Birkei Yosef: Why does Menachos 94 say that partners' hands are Chatzitzos? Min b'Mino is not a Chatzitzah, and there they are the same until they do Tenufah! The Bartenura explains that the other's foot is a Chatzitzah, that meat is not a Chatzitzah because Min b'Mino is not a Chatzitzah, and that partners cannot wave together due to Chatzitzah. The Rambam rules that a Chazakah between the Kohen and the floor, e.g. Kelim or an animal or another's foot, disqualifies. He says that one partner waves for all of them, and that one is liable for offering an entire animal outside the Mikdash, because the meat of the Korban is not a Chatzitzah. How can we resolve these? Rav said that meat of the Korban is not a Chatzitzah regarding Eimurim of that same animal, since they are one body. It is totally Min b'Mino from one body. We do not say Min b'Mino is not a Chatzitzah regarding another's hand or foot, even though they are both flesh. Since they are two bodies, it is a Chatzitzah. This is why the Rambam discusses offering an entire animal. He did not say 'meat and Eimurim', like the Mishnah (even though the Rambam often cites the Mishnah or Gemara verbatim) to teach that this is only when they are from one animal. In Yoma we asked about two Kelim, i.e. two bodies. We could not bring a proof from the Mishnah of one animal. We tried to bring a proof from Avodah while standing on another's foot, i.e. two bodies. Kol ha'Ramaz (Zevachim 13) says that the Mishnah said 'Zevachim' (plural) to teach that meat is not a Chatzitzah even for Eimurim of another Korban. This is like Tosfos, unlike the Rambam and Bartenura.
Question (Ha'aros on Birkei Yosef, 4): The Rambam (Hilchos Pesulei ha'Mukdashim 1:2rules that if one did Kabalah in a Kli inside a Kli, it is not a Chatzitzah, even though they are two bodies!
Magen Avraham (4): The Maharshal (Teshuvah 72) permits (relying on one's own hand). I say that one should not rely on this.
Kaf ha'Chayim (29): Eliyahu Rabah (5) says that in pressed circumstances, one may rely on Maharshal. I say that the Shulchan Aruch and Acharonim said Stam that it does not help, i.e. even in pressed circumstances.
Mishnah Berurah (10): The Bach says that people stretch the sleeve over the hand and put it on the head, and this is a proper covering.
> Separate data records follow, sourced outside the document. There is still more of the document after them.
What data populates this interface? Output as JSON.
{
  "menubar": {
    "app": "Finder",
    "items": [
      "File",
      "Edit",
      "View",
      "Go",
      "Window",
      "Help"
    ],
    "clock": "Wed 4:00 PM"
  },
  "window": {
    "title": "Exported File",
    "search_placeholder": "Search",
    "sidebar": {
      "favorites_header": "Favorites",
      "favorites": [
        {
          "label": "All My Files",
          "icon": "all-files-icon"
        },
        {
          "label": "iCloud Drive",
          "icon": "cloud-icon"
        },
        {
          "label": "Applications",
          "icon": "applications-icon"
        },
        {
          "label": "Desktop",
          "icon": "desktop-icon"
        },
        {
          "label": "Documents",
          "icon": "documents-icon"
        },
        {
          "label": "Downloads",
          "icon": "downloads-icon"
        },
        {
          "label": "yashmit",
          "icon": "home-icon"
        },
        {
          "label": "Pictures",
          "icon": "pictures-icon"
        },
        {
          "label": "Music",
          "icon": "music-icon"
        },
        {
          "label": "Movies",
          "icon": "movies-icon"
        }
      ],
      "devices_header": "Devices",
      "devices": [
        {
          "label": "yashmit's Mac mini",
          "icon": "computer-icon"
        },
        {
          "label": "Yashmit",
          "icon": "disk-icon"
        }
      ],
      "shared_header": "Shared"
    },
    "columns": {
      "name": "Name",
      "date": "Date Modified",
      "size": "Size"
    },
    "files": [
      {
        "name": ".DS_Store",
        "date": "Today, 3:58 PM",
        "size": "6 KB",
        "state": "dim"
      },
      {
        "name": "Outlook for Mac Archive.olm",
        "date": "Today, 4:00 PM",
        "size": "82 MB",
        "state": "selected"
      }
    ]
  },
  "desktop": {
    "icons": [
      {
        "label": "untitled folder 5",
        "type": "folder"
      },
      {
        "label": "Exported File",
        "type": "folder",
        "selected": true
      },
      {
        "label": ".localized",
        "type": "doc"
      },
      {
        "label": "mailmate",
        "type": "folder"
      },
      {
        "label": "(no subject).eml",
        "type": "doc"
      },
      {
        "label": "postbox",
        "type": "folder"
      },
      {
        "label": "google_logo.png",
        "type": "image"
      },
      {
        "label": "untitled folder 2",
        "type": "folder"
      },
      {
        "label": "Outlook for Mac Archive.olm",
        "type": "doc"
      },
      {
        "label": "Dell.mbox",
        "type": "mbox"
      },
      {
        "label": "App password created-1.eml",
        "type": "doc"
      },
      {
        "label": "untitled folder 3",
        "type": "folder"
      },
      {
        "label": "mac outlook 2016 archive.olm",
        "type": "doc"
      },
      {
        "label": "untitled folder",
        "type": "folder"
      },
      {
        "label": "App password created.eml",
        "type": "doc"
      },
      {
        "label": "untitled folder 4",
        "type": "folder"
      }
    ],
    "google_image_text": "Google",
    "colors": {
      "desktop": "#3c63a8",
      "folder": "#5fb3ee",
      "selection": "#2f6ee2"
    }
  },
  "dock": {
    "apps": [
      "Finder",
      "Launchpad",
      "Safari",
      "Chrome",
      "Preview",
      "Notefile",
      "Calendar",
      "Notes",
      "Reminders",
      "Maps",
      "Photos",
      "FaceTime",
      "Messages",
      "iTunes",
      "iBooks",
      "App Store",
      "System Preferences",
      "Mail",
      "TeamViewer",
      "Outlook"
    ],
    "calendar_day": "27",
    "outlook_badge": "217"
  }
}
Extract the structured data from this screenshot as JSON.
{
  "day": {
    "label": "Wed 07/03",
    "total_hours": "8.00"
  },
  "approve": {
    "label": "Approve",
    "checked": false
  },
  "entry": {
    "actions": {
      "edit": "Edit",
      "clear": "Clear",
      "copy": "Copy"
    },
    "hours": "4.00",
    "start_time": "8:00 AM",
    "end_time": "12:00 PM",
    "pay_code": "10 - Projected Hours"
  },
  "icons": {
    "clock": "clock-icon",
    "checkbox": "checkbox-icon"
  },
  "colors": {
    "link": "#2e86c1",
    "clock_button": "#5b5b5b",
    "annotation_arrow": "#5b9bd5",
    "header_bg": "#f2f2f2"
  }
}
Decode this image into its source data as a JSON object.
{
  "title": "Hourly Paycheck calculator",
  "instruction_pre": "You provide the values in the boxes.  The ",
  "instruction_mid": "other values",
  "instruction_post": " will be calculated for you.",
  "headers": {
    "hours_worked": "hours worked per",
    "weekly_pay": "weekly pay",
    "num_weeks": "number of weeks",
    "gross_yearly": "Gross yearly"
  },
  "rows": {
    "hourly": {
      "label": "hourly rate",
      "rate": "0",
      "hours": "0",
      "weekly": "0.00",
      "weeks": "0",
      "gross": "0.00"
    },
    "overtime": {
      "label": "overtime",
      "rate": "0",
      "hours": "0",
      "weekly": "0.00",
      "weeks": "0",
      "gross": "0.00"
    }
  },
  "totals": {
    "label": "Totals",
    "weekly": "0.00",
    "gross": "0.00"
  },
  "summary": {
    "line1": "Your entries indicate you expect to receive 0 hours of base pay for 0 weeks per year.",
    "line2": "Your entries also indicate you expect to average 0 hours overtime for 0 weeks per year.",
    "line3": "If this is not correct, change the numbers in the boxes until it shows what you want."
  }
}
Afarkasta d'Anya (2 YD 136): Min b'Mino regarding Isurim is different than Min b'Mino regarding Kodshim. This is whether one holds that Min b'Mino depends on taste, or on the name. Regarding Kodshim, even a slight semblance suffices to say that it is b'Mino and it is not a Chatzitzah. Had the Mishnah taught only about standing on top of Kelim, one might have thought that an animal is not a Chatzitzah, for it is flesh. Surely, a man and an animal is Min b'Eino Mino regarding taste and name! Rather, even though for Isurim it is b'Eino Mino, regarding Kodshim a mere semblance suffices. In the conclusion, the Pesul is not due to Chatzitzah, so we can say that the Hava Amina was true, that even an animal is not a Chatzitzah. Tosfos is difficult. In one version in Yoma 58a, we asked whether a Kli inside a Kli is not the way to serve (and we answered that it is). No one said so about standing on another's foot!